WHAT YOU ARE ASKED TO DO: Your task is to return all the entries below exactly, with every picture omitted.

(Records from a collection)

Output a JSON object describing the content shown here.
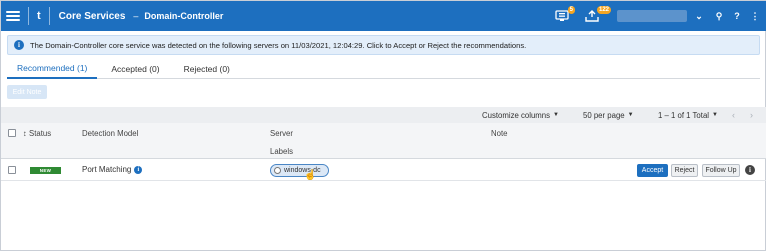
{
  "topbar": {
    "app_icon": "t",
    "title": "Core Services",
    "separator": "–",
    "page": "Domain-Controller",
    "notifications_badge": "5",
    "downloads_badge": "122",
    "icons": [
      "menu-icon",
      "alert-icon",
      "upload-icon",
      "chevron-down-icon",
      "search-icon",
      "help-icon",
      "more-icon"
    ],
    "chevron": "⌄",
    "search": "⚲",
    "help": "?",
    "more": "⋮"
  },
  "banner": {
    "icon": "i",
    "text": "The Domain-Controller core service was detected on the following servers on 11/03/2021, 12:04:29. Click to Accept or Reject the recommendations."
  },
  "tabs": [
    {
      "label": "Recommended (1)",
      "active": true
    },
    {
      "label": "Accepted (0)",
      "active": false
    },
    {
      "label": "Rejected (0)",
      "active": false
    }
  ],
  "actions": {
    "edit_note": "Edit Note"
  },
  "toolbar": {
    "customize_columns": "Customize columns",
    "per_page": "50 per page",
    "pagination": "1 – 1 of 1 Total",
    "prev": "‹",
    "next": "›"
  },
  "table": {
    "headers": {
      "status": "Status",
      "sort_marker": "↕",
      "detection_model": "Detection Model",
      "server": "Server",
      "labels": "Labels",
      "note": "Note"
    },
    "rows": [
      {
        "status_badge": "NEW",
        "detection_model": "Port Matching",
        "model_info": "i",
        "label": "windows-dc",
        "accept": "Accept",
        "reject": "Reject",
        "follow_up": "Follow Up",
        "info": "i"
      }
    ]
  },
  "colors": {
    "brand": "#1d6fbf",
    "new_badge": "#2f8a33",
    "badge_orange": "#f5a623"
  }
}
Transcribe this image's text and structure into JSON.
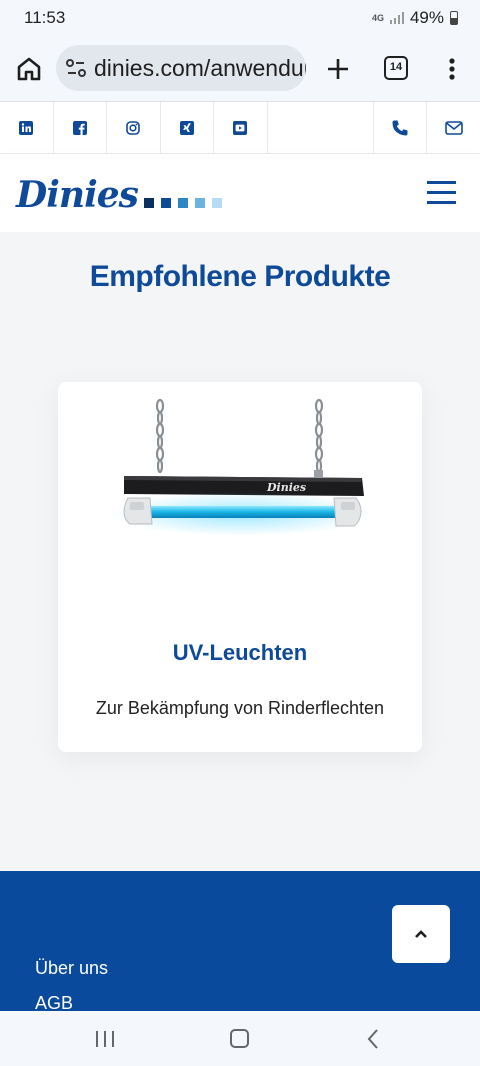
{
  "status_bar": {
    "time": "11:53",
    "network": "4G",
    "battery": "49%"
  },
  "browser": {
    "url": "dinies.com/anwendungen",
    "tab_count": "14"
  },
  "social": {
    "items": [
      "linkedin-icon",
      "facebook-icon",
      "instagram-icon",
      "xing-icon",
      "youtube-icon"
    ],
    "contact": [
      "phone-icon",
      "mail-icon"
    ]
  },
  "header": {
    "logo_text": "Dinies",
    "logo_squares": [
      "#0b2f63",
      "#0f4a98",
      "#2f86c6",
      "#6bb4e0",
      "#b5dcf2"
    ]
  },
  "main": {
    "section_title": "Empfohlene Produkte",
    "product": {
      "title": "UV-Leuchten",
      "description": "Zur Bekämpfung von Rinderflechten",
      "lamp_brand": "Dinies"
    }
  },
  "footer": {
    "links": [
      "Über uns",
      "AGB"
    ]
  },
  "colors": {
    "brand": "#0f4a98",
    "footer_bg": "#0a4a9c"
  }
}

TASK RESULT:
Output a JSON object describing the content shown here.
{
  "topbar": {
    "app_icon": "t",
    "title": "Core Services",
    "separator": "–",
    "page": "Domain-Controller",
    "notifications_badge": "5",
    "downloads_badge": "122",
    "icons": [
      "menu-icon",
      "alert-icon",
      "upload-icon",
      "chevron-down-icon",
      "search-icon",
      "help-icon",
      "more-icon"
    ],
    "chevron": "⌄",
    "search": "⚲",
    "help": "?",
    "more": "⋮"
  },
  "banner": {
    "icon": "i",
    "text": "The Domain-Controller core service was detected on the following servers on 11/03/2021, 12:04:29. Click to Accept or Reject the recommendations."
  },
  "tabs": [
    {
      "label": "Recommended (1)",
      "active": true
    },
    {
      "label": "Accepted (0)",
      "active": false
    },
    {
      "label": "Rejected (0)",
      "active": false
    }
  ],
  "actions": {
    "edit_note": "Edit Note"
  },
  "toolbar": {
    "customize_columns": "Customize columns",
    "per_page": "50 per page",
    "pagination": "1 – 1 of 1 Total",
    "prev": "‹",
    "next": "›"
  },
  "table": {
    "headers": {
      "status": "Status",
      "sort_marker": "↕",
      "detection_model": "Detection Model",
      "server": "Server",
      "labels": "Labels",
      "note": "Note"
    },
    "rows": [
      {
        "status_badge": "NEW",
        "detection_model": "Port Matching",
        "model_info": "i",
        "label": "windows-dc",
        "accept": "Accept",
        "reject": "Reject",
        "follow_up": "Follow Up",
        "info": "i"
      }
    ]
  },
  "colors": {
    "brand": "#1d6fbf",
    "new_badge": "#2f8a33",
    "badge_orange": "#f5a623"
  }
}
Transcribe this image's text and structure into JSON.
{
  "status_bar": {
    "time": "11:53",
    "network": "4G",
    "battery": "49%"
  },
  "browser": {
    "url": "dinies.com/anwendungen",
    "tab_count": "14"
  },
  "social": {
    "items": [
      "linkedin-icon",
      "facebook-icon",
      "instagram-icon",
      "xing-icon",
      "youtube-icon"
    ],
    "contact": [
      "phone-icon",
      "mail-icon"
    ]
  },
  "header": {
    "logo_text": "Dinies",
    "logo_squares": [
      "#0b2f63",
      "#0f4a98",
      "#2f86c6",
      "#6bb4e0",
      "#b5dcf2"
    ]
  },
  "main": {
    "section_title": "Empfohlene Produkte",
    "product": {
      "title": "UV-Leuchten",
      "description": "Zur Bekämpfung von Rinderflechten",
      "lamp_brand": "Dinies"
    }
  },
  "footer": {
    "links": [
      "Über uns",
      "AGB"
    ]
  },
  "colors": {
    "brand": "#0f4a98",
    "footer_bg": "#0a4a9c"
  }
}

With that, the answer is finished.